This Is The Zodiac Speaking

Speaking as somebody who was scared shitless by the Robert Graysmith book when it came out in the late 1980s, David Fincher's new film ZODIAC is a terrific example of a riveting story well told. Most appreciated is Fincher's directorial restraint in terms of camera gimmickry and flashy editing. Just point the camera at the actors, and let them perform the words. ZODIAC is also a perfect example of the way that CGI should be used in movies. It's there, around the edges, an excellent tool for filling in edges and completing backgrounds.

As well-acquainted with the Zodiac's history as I am, it was very strange to actually see on-screen events that I have read about and thought about many times. I believe that Graysmith's account of the attacks on Cecilia Shepard and Bryan Hartnell is one of the spookiest I've ever read, and to see it actually occurring in a dramatic fashion brought a shiver. Almost everything Fincher does in ZODIAC is precisely as I imagine it really was.

Not that he doesn't Hollywood things up a bit. Handicapped by the fact that, outside of the killings that occur in the film's first half, the Zodiac story has little action or suspense, Fincher creates at least one probably false setpiece to keep us on our toes. That's Graysmith's (Jake Gyllenhaal) visit to Bob Vaughn's house, where Fincher has Vaughn acting unnaturally creepy in order to raise some goosebumps. I don't recall if that's how Graysmith described it in his book, but even so, it all rings phony in the film.

It's been written that ZODIAC seems influenced by ALL THE PRESIDENT'S MEN, and I'd have to agree.
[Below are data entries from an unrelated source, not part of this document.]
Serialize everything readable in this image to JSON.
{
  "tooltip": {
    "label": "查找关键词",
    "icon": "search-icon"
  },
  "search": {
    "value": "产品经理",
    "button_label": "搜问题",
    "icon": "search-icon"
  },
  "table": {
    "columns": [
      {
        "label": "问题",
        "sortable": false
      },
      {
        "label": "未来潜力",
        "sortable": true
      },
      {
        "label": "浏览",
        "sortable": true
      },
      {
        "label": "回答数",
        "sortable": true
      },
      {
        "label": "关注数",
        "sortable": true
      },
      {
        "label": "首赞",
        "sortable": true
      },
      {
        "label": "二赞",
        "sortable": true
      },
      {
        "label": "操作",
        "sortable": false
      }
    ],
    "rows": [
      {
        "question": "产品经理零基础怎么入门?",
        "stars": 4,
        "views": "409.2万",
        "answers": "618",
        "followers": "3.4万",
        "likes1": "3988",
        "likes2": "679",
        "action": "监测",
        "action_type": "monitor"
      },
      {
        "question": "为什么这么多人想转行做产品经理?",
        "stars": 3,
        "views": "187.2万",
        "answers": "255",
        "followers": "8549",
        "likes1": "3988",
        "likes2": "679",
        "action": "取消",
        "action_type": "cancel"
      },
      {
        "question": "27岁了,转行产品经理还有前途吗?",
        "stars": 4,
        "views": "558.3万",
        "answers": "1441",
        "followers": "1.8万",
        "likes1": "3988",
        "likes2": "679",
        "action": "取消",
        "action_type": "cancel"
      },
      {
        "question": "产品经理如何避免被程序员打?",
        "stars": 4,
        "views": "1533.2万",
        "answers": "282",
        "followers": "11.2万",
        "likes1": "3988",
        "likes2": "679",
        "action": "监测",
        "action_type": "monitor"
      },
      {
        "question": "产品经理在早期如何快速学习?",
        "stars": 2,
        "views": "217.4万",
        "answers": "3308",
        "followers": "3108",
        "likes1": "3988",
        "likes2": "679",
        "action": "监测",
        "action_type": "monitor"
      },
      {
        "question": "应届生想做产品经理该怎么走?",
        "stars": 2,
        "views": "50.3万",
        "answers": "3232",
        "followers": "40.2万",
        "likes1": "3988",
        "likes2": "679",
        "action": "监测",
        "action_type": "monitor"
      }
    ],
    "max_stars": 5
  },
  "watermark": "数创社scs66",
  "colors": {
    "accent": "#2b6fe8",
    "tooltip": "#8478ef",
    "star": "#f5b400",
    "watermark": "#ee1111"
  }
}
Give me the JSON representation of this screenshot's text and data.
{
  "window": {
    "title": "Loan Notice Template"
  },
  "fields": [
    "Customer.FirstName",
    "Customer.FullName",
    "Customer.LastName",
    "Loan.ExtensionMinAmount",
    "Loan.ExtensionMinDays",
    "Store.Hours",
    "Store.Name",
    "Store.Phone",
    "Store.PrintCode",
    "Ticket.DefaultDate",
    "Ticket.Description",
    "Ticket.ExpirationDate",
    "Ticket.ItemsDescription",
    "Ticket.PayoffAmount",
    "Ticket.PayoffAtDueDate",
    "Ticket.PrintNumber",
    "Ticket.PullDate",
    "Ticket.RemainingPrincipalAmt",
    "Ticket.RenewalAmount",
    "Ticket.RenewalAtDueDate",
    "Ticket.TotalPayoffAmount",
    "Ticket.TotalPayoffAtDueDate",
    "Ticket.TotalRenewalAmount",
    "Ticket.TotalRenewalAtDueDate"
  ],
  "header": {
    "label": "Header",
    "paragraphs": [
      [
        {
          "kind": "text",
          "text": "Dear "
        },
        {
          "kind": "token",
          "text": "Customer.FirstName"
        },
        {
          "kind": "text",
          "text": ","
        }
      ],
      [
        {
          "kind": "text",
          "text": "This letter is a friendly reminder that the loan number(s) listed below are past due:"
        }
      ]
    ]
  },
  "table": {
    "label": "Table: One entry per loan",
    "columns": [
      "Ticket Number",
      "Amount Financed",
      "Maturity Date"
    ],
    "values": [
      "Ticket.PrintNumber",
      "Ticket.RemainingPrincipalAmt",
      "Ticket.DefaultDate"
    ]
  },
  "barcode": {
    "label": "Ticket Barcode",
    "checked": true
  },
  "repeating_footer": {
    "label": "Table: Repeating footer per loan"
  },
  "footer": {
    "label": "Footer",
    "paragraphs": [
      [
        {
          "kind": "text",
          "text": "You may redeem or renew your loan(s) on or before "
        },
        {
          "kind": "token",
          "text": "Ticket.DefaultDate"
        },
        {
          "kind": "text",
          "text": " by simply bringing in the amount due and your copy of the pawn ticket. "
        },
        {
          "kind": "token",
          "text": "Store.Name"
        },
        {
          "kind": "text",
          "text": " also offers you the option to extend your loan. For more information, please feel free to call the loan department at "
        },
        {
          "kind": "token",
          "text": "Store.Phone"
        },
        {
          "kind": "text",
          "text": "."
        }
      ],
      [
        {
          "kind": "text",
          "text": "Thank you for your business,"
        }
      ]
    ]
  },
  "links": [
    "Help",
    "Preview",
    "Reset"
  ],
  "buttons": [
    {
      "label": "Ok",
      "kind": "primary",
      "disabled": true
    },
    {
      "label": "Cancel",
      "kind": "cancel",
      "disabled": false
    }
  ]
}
Not only is much of the movie set in a 1970's newspaper office, but David Shire was hired to compose the (sparse) score. As few directors are clamoring for Shire to score their films (even though much of his '70s work is terrific), I have to believe Fincher's choice of composer is no accident.

The attention to period detail is almost perfect; the calendar at Lee Allen's hardware store reads February 1980 (it's supposed to be 1983), and I bought the same shower brush hanging in the Graysmiths' bathroom at Wal-Mart last month, but just about everything else rings true.

Did anyone else recognize Ione Skye (SAY ANYTHING) as Kathleen Johns? It took me a little while; in fact, it took me out of the movie a bit, trying to place her. She appears unbilled, and I'm curious why. The "Hurdy Gurdy Man" connection is the only reason I can think of, though it doesn't explain why she wouldn't take a credit.

2 comments:

Anonymous said...

so should i see this? - kt

Neil said...

I recognized Ione Skye. In fact, it was one of the comments I made to people afterward, that I wondered aloud if it's easier to licence a Donovan song, especially as background for a brutal murder, if Ione Skye's in your movie.

I agree that it's just a really terrific and well-done movie.